Collect each line of the entries that holds the string "icon".

===== DATA UNDER STUDY =====

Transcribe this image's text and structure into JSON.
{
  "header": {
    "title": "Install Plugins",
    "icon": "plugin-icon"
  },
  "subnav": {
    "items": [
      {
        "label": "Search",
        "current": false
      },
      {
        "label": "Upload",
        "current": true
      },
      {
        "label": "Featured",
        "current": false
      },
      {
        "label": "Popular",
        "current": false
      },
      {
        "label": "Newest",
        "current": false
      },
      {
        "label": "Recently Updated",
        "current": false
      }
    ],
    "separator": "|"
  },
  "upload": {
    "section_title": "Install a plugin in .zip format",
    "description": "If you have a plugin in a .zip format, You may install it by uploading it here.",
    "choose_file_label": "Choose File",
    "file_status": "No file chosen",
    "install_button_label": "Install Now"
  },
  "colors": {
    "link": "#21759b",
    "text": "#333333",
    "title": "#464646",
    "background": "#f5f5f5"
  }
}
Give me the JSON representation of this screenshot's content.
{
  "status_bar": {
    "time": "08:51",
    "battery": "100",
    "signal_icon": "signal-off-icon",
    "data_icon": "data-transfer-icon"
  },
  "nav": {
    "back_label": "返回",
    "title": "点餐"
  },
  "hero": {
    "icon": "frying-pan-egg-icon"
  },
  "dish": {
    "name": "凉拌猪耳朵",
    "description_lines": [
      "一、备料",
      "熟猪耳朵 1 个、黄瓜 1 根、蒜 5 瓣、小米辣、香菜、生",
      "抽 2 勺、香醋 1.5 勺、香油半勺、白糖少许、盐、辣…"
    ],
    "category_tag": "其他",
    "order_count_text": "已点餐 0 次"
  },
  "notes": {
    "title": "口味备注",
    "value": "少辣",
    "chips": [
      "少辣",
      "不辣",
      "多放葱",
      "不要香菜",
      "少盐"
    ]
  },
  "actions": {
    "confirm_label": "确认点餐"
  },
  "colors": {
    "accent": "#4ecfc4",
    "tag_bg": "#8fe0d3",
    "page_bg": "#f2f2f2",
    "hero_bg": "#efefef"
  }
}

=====

RESPONSE FOR THIS EXERCISE:
    "icon": "plugin-icon"
    "signal_icon": "signal-off-icon",
    "data_icon": "data-transfer-icon"
    "icon": "frying-pan-egg-icon"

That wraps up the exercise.